Stored records
[Start of Attachment]

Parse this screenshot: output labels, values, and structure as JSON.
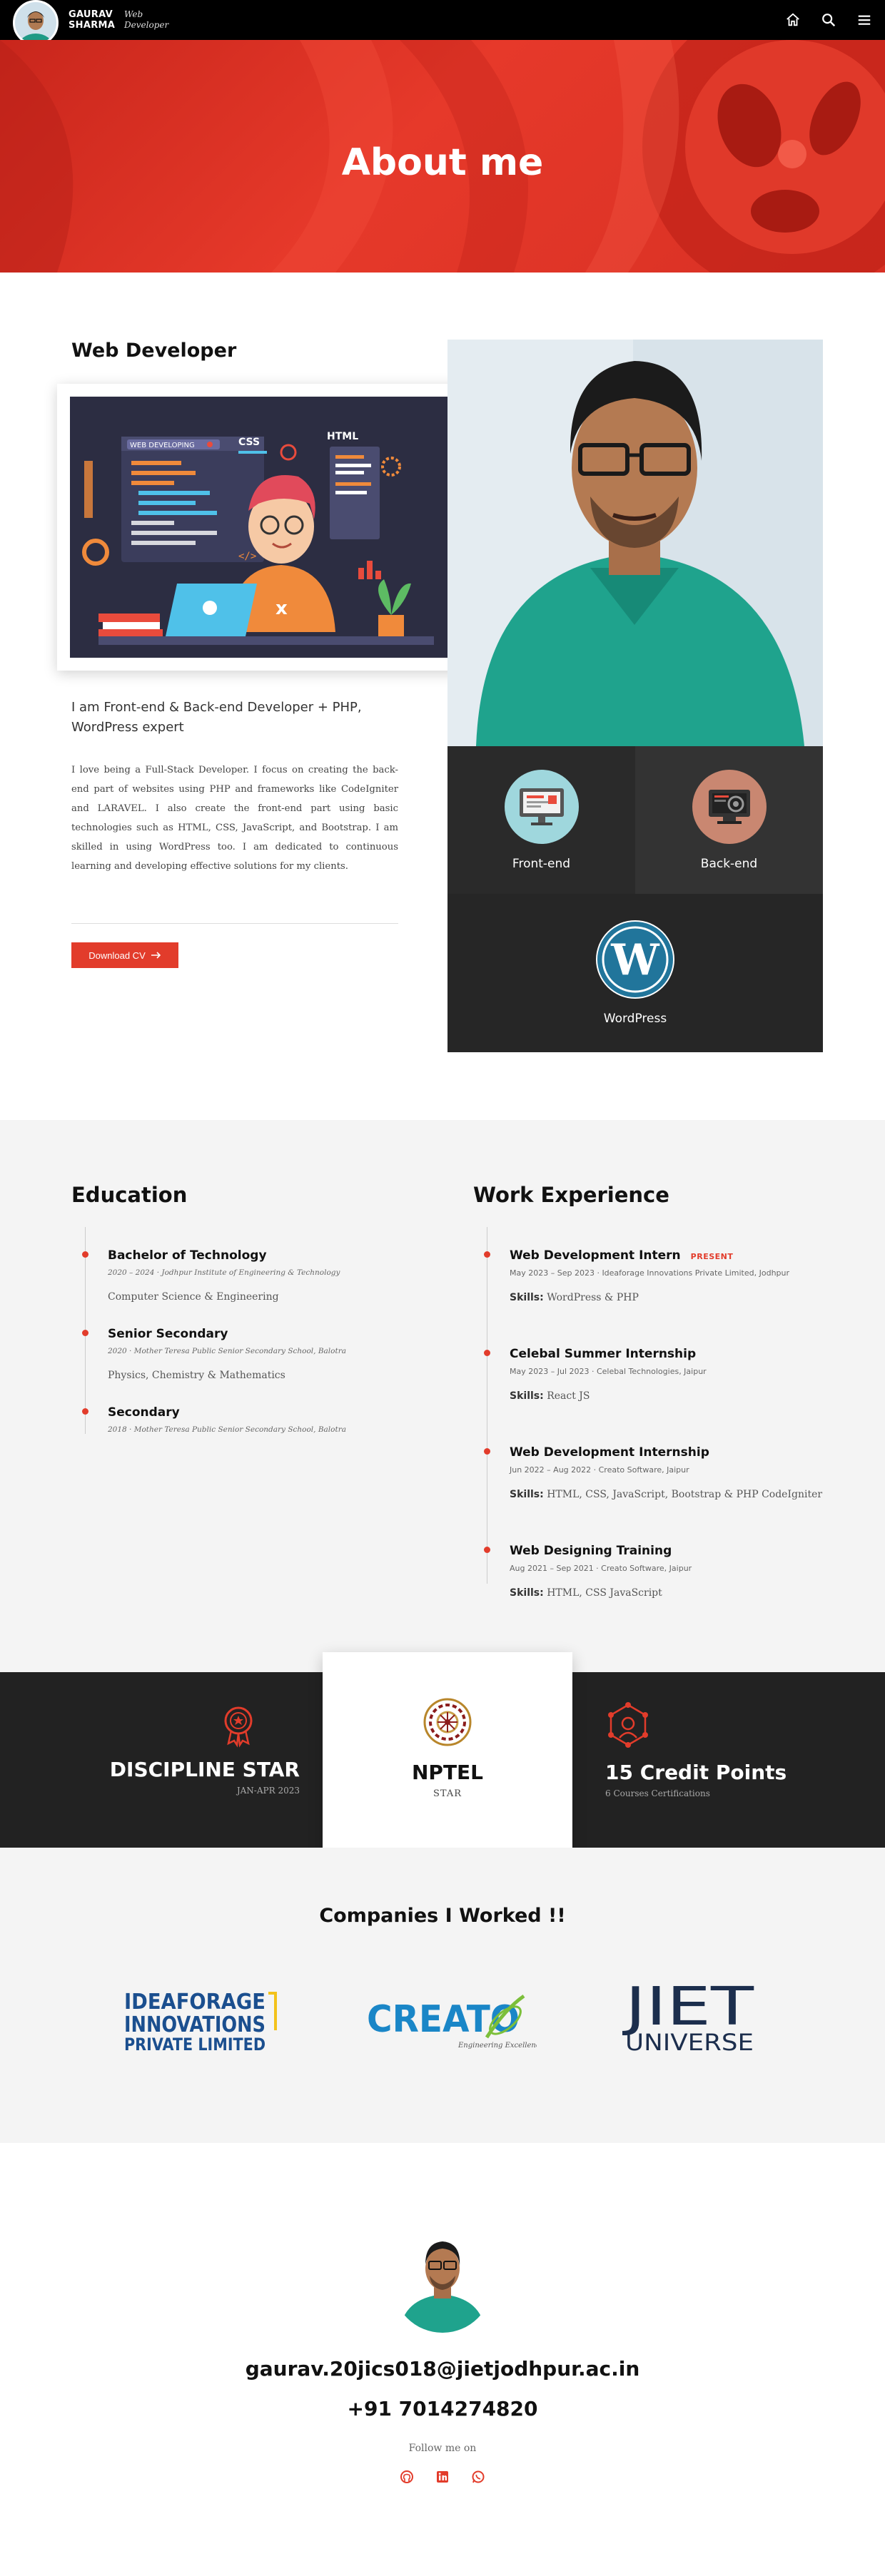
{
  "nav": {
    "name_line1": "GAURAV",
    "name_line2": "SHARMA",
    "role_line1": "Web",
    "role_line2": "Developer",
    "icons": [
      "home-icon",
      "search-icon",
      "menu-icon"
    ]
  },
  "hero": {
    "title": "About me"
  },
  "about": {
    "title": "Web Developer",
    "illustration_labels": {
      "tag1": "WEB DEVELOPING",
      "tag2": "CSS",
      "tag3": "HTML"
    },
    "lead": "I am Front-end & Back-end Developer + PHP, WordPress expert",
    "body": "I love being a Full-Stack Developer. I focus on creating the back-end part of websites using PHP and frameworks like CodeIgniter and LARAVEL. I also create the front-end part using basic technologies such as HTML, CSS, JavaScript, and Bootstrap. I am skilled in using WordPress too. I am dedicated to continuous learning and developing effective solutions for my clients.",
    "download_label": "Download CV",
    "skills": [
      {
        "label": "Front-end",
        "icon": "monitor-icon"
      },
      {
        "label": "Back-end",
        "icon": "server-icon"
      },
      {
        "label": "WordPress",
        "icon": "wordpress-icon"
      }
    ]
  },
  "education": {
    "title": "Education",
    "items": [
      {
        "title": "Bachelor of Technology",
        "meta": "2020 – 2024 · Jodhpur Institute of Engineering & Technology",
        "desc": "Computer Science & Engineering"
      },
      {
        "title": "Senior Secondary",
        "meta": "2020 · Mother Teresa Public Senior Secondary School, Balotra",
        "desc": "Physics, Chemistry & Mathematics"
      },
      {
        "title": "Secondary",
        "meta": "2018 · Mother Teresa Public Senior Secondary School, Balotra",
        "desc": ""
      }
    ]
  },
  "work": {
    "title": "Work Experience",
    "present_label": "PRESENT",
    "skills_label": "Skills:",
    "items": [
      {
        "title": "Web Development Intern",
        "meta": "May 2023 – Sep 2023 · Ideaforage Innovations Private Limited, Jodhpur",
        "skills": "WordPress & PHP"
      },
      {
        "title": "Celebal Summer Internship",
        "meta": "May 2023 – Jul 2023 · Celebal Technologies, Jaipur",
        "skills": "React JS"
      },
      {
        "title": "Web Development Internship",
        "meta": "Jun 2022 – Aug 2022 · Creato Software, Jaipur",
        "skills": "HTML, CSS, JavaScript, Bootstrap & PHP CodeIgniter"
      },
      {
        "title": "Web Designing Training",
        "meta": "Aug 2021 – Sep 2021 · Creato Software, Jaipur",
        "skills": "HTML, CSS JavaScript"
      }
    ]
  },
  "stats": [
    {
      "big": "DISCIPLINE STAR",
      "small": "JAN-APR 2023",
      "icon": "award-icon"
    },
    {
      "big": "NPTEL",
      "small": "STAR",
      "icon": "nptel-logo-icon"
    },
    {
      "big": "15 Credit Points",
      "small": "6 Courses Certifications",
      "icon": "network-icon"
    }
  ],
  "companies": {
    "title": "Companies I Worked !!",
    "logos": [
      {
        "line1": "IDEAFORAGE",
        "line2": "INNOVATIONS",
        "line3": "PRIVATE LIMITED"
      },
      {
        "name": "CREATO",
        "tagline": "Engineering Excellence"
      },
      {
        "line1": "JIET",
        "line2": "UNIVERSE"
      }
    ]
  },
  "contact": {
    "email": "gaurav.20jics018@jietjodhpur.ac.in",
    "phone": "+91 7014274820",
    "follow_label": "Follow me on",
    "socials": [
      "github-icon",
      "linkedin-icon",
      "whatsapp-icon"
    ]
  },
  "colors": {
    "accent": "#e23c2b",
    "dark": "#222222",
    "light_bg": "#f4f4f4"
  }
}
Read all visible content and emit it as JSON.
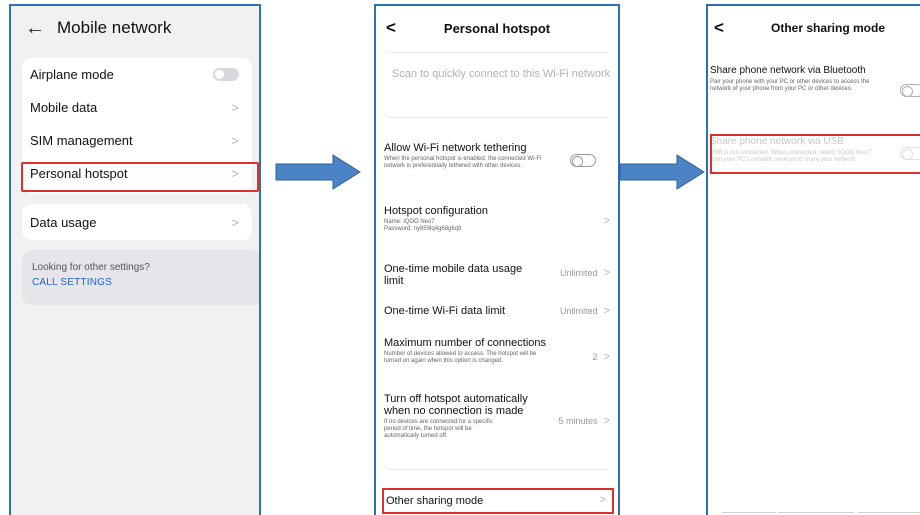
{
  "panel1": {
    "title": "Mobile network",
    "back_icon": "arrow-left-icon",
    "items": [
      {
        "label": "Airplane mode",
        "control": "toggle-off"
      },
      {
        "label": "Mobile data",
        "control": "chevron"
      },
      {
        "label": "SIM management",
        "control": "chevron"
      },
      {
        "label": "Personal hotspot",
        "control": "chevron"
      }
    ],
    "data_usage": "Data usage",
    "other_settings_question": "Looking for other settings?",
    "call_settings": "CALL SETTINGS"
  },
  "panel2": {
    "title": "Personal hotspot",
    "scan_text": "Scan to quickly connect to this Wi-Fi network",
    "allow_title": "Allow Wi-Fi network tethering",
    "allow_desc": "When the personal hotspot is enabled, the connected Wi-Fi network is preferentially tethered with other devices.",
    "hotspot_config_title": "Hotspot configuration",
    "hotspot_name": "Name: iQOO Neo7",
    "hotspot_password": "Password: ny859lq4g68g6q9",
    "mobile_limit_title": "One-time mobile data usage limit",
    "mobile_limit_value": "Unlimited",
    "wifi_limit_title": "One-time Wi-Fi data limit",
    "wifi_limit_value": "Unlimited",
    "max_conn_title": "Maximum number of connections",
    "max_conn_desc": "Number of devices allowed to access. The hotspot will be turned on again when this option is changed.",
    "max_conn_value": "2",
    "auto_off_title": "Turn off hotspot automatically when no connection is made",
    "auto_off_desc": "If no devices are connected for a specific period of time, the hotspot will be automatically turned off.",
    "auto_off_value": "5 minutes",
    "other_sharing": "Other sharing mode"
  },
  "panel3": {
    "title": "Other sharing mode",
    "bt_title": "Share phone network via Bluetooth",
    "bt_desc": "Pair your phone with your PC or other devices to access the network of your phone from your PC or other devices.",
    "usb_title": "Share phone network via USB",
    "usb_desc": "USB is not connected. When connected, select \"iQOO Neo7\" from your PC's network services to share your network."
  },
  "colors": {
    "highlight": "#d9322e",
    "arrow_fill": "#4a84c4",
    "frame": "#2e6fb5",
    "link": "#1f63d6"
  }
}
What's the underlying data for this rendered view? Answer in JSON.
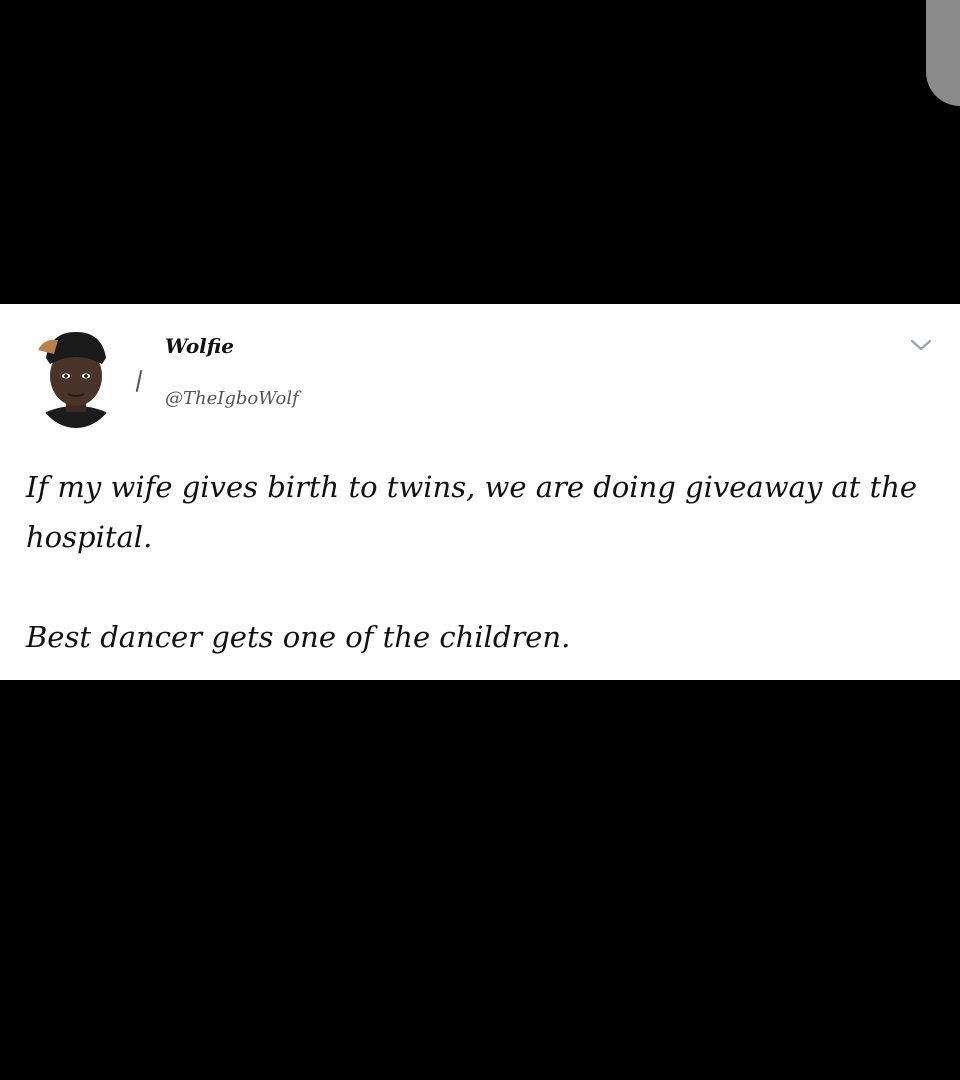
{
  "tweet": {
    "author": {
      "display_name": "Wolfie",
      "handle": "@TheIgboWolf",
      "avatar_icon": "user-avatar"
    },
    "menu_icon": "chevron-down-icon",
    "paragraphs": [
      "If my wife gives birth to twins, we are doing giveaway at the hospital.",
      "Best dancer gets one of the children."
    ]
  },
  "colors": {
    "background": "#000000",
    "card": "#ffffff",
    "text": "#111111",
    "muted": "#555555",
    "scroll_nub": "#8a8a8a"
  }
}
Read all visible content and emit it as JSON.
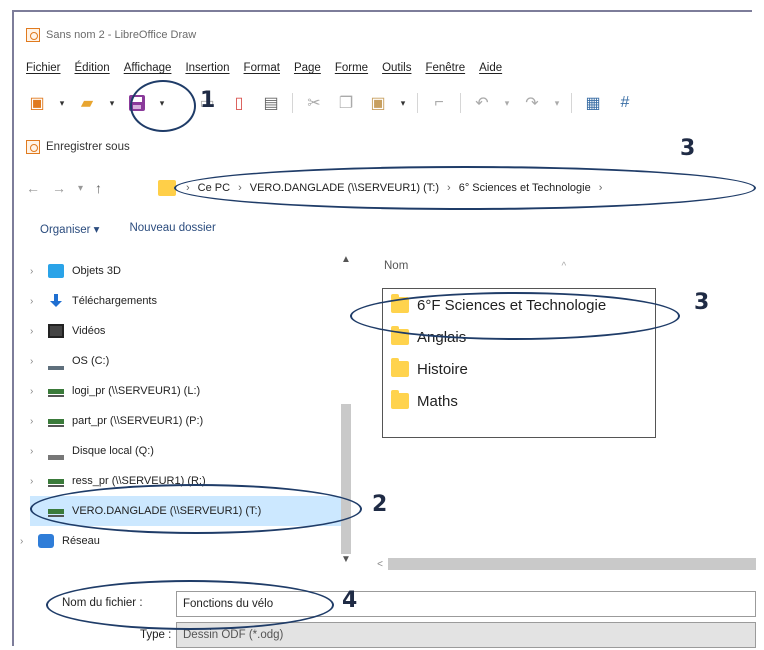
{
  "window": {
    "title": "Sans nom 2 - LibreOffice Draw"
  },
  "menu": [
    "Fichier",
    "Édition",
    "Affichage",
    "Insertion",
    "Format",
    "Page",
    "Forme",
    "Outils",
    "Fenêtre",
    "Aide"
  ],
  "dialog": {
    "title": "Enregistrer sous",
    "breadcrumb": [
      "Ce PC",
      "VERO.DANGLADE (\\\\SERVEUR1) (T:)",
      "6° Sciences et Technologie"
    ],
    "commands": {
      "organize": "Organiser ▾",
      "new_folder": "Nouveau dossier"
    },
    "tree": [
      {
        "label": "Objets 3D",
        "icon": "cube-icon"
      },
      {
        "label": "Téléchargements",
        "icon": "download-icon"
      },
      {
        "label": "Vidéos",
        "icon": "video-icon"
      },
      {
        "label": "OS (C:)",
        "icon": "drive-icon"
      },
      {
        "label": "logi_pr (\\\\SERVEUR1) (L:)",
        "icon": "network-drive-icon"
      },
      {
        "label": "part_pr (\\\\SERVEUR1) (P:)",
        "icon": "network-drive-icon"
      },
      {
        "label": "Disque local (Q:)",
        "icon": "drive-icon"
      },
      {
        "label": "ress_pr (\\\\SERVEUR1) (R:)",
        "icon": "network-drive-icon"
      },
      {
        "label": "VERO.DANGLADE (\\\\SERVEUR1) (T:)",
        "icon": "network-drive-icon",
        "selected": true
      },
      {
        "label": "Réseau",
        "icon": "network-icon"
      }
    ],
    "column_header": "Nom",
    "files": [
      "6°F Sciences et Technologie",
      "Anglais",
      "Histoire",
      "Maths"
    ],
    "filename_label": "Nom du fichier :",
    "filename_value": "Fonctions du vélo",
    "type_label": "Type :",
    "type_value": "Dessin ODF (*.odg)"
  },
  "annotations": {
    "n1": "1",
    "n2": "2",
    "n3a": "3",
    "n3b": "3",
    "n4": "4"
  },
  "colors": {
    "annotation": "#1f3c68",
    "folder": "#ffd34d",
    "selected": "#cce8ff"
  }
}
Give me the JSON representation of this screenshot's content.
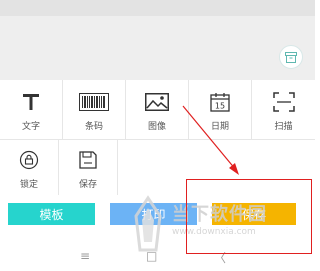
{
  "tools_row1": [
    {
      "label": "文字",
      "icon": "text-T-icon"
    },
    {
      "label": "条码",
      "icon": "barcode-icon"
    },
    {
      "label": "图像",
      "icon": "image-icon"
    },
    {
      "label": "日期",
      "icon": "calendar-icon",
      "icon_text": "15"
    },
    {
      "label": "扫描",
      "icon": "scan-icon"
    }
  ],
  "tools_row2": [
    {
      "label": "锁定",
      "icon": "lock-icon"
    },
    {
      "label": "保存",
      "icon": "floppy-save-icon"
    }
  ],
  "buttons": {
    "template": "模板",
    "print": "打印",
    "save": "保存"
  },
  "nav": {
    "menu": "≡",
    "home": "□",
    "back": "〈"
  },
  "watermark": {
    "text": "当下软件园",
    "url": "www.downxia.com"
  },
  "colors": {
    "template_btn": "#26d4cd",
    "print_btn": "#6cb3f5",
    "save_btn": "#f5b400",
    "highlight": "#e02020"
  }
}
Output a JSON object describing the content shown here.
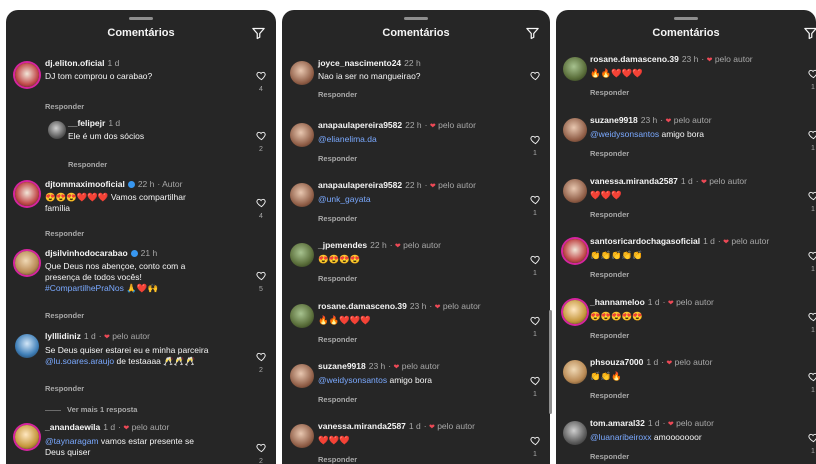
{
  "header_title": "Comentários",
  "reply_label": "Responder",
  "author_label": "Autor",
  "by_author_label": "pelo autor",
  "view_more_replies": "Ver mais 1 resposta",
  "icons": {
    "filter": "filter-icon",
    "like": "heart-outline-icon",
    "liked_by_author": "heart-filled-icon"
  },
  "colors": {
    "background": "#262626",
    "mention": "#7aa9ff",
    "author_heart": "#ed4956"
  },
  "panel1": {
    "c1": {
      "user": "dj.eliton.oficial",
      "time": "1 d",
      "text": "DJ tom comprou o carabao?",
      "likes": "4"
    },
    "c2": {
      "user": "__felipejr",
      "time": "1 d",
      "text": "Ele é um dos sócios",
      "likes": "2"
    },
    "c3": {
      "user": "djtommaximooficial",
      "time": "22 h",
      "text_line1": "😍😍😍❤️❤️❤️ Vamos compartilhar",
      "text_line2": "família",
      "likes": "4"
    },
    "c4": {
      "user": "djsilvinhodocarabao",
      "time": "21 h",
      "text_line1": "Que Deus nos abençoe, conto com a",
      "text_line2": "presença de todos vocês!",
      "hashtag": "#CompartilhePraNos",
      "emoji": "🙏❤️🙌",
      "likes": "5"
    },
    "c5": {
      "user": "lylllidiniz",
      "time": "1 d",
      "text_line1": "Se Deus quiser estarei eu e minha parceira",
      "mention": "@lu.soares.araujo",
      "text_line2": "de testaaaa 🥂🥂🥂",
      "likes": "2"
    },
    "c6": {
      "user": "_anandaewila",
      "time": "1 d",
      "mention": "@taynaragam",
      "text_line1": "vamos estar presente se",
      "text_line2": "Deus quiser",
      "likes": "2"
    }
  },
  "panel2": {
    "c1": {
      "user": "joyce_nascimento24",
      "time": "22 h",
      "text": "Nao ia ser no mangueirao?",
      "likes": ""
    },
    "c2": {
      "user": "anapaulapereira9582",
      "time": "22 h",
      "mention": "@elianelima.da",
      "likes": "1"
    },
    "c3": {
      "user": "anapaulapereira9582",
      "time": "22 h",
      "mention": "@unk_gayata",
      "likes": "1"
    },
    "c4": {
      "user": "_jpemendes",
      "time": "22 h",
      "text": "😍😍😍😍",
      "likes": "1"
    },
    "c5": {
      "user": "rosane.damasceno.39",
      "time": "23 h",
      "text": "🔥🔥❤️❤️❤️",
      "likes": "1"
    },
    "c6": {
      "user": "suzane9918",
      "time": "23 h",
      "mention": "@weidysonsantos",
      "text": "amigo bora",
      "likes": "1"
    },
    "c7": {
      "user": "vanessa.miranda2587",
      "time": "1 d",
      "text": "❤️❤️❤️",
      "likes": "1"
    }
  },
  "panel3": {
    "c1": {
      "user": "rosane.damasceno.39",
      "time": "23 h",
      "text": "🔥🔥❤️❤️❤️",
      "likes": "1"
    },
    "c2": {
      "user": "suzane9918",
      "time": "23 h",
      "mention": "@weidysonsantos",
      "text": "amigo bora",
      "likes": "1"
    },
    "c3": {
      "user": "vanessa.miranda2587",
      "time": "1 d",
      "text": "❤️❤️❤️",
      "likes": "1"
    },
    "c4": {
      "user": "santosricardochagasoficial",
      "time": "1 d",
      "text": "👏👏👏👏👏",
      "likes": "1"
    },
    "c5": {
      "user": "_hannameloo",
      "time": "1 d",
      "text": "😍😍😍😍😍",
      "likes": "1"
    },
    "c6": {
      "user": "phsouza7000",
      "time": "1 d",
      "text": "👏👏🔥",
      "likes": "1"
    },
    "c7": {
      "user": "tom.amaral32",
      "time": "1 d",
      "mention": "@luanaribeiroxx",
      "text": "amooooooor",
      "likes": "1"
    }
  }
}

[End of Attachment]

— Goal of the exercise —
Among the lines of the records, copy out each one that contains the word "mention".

— Expected answer —
    "mention": "#7aa9ff",
      "mention": "@lu.soares.araujo",
      "mention": "@taynaragam",
      "mention": "@elianelima.da",
      "mention": "@unk_gayata",
      "mention": "@weidysonsantos",
      "mention": "@weidysonsantos",
      "mention": "@luanaribeiroxx",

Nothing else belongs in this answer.